Critique of Evangelism (Part 1, Part 2, and Part 3).  These three posts summarize many of my views regarding Evangelism as it is commonly practiced. The posts were done back in 2010, so my views have evolved somewhat over time, but I think my critique is still generally sound.

Multi-Dimensional Evangelism.  Looks at 0-dimension (Simple Conversion), 1-dimension (Engel Scale), 2-dimension (Gray Scale), and 3-dimension (“Evangelism Cube”) regarding evangelism.

Evangelism 315.  A modified version of evangelism (more like permission-based) inspired by I Peter 3:15.

Salvation versus Conversion: Missiological Implications.  Perhaps a bit controversial, at least in its vocabulary. I suggest that Salvation (the process of God’s transformational work in the life of a person being conformed to Christ) should be valued more than Conversion (the one time salvific event of adoption into the family of God).

Evangelism Thoughts: “Savior Salvation” and “Fallen from Grace.”  More questions than answers. Brings up some questions regarding Lordship Salvation, Savior Salvation, and issues of Grace.  Definitely more questions than answers.

High Context Evangelism.  Short post noting the importance of contextualization of the message of the gospel.

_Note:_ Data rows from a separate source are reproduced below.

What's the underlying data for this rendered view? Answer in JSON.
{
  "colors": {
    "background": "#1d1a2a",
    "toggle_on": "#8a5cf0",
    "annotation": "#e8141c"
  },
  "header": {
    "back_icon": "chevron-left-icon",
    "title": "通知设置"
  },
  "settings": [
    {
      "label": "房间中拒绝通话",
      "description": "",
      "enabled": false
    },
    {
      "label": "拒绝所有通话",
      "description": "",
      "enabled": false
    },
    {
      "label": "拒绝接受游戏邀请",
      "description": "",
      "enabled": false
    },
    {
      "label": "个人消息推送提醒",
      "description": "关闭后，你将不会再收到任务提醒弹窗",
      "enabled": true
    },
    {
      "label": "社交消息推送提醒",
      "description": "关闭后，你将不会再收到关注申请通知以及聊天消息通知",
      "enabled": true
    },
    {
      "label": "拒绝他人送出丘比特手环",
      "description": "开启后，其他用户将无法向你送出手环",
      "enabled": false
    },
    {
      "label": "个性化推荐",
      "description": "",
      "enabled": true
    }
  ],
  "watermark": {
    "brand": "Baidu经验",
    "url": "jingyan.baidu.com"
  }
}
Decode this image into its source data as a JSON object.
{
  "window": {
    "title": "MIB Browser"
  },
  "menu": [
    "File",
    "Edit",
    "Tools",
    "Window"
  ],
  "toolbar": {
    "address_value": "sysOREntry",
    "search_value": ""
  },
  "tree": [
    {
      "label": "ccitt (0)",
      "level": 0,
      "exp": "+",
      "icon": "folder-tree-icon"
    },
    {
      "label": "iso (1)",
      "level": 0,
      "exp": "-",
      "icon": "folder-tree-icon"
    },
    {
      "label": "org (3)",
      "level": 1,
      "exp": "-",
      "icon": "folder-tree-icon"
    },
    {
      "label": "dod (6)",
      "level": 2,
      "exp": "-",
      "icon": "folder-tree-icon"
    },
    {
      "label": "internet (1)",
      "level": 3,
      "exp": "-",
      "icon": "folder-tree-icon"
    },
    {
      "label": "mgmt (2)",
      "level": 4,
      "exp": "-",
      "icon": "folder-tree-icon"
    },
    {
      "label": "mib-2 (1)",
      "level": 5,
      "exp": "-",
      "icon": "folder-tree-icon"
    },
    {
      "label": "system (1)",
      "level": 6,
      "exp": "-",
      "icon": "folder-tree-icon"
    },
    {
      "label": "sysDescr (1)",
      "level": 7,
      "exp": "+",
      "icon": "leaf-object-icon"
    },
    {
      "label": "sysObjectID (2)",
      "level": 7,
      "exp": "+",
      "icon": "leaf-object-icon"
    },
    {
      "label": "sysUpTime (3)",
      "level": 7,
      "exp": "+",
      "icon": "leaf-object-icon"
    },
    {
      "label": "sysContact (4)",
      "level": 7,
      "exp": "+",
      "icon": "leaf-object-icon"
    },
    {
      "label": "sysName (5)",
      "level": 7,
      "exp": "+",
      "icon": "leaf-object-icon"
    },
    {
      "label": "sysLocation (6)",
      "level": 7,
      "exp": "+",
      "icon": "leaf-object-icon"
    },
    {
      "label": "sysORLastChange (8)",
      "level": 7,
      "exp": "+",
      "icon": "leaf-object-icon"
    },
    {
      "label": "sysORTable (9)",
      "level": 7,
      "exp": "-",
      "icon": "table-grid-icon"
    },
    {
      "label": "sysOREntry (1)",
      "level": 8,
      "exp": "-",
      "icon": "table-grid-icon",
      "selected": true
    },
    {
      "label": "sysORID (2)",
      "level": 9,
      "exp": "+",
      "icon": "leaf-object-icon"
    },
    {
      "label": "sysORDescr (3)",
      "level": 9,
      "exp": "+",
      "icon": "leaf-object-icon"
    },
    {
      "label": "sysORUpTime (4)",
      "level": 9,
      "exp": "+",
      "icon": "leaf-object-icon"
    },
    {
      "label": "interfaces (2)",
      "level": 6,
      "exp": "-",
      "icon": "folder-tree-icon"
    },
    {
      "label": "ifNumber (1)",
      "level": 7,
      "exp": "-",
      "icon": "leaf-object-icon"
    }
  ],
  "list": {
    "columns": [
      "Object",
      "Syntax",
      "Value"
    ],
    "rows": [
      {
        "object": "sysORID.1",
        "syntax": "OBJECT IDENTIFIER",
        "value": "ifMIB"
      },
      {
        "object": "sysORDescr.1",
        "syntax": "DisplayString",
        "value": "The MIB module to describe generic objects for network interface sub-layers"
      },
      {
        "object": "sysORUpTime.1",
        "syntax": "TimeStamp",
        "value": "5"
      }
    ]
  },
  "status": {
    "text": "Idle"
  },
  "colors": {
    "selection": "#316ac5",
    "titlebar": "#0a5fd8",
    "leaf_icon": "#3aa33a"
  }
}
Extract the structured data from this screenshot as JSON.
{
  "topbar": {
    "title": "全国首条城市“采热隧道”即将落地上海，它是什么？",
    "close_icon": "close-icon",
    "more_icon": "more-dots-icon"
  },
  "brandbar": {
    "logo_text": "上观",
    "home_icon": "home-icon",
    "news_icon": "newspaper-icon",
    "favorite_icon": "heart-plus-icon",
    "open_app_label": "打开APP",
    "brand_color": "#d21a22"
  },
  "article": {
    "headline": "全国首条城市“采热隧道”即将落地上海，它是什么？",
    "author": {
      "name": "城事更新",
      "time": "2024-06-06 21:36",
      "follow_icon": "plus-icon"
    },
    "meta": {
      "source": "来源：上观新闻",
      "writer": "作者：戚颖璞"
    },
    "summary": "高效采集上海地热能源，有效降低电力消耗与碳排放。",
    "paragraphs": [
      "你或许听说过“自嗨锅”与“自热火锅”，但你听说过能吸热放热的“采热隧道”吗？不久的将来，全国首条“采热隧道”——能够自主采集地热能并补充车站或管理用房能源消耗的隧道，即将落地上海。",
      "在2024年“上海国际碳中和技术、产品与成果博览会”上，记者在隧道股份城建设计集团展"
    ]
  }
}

New Evangelism.  A long quote from Alan Walker’s “A New Evangelism” with my own commentary. Some of it points to the fact that people’s attitude about death affects their resonance to salvation presentations. The question is, “Do many presentations ‘scratch where it does not itch’?”

The “Toolbox” and “Big Hammer” Theory.  Suggestions for a broader base of understanding and skills for Evangelists to be able to effectively reach a broader number of people. This is contrast to the one-size-fits-all idea for evangelism.

 

Missiological Thoughts on Pastoral Diagnosis

As I have said before, one of my jobs in missions is administrator of a pastoral care center. So I have always been interested in the correlation, compatibility, and conflict between missions and counseling. This presentation utilizes the 7 benchmarks for pastoral diagnosis established by Paul Pruyser back in 1963. However, we put them in a logical order, as seen in the diagram, Looking at it, there is a correlation between this method of diagnosing and doing pastoral care, with evangelizing. The lowest tier is essentially “good talk” and understanding their beliefs, and social support system. One goes into tier two seeking to find out their felt needs, and connecting that with issues of faith and future. The top tier is exploring response, especially with regards to grace and repentance. I still need to think about how things correlate a bit more, since some of the terms are utilized differently in the pastoral care and evangelism camps.

An important thing that evangelists can (and frankly, must) learn from pastoral diagnosis is the need to understand the hearer, client, patient, recipient, help seeker. The agenda needs to be based, considerably, on their situation and their felt need.